Tarleton Brown:“We now lay by for two or three days, and then marched for the fort at Pocataligo. When we came in sight of it, I took thirteen of the best mounted men to survey the premise, and to lead them out if possible. When we had got within about two hundred yards of Bambifer's [Vanbibber’s] house, where the British had deposited their wounded, I saw a negro run in the house, and immediately I saw several men running for the fort; we struck spurs to our horses, and soon came up with them and took them prisoners. When we had gotten them to our company, we found them to be Colonels Fennick [Fenwick] and Leachmore [Col. Nicholas Lechmere], who had been out to see their wounded. When we arrived at the fort, we had not the smallest hope of taking it, but now finding we had two of their most efficient officers, (Major Andrew Devo the only one in the fort), Colonels Harden and [John] Baker sent a flag in form them to give up the fort. When the flag was passing by Colonel Fennick, he asked what that meant. On being told it was for them to surrender the fort, he ripped and swore, and hoped ‘that if they did surrender it, they might all be in hell before the morrow,’ After deliberation in the fort for the space of two hours, they all marched out, well armed, tied their horses to what was then called "Abatis", advanced some little distance from the fort, and formed a line. We then marched between them and the fort and took them prisoners - they having one hundred and ten men and we eighty. If all the men in the fort had been brace and true to their cause, I don't think one thousand men could have taken them, for the fort was advantageously located and well fortified, approachable only at three points, all of which were well guarded by a deep creek and cannons. Part of the men in the fort were as good Whigs as we had - Colonel Stafford, Colonel Davis, Captains Felts and Green, whose son was with us, also others.

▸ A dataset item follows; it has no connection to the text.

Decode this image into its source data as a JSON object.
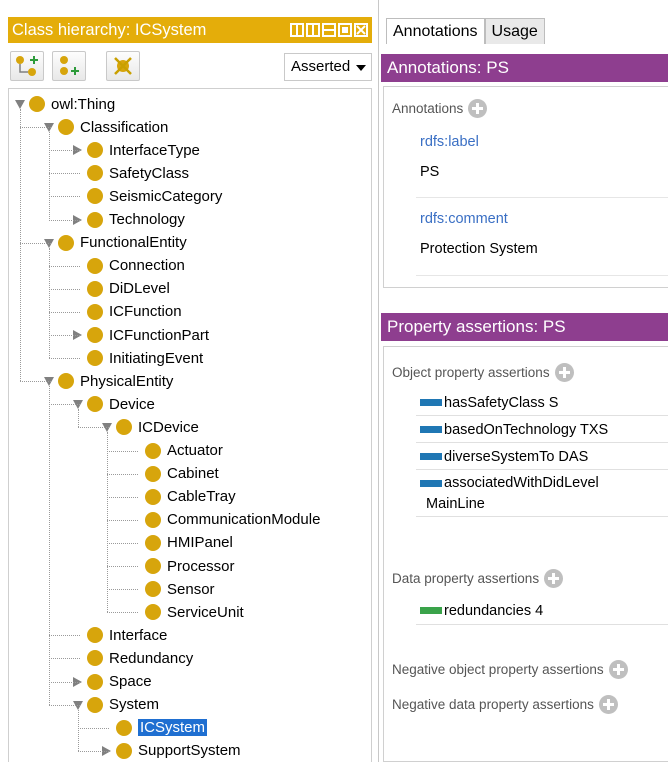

We now paroled the prisoners and sent them to Charleston, then burnt the house and leveled the fort with the ground…”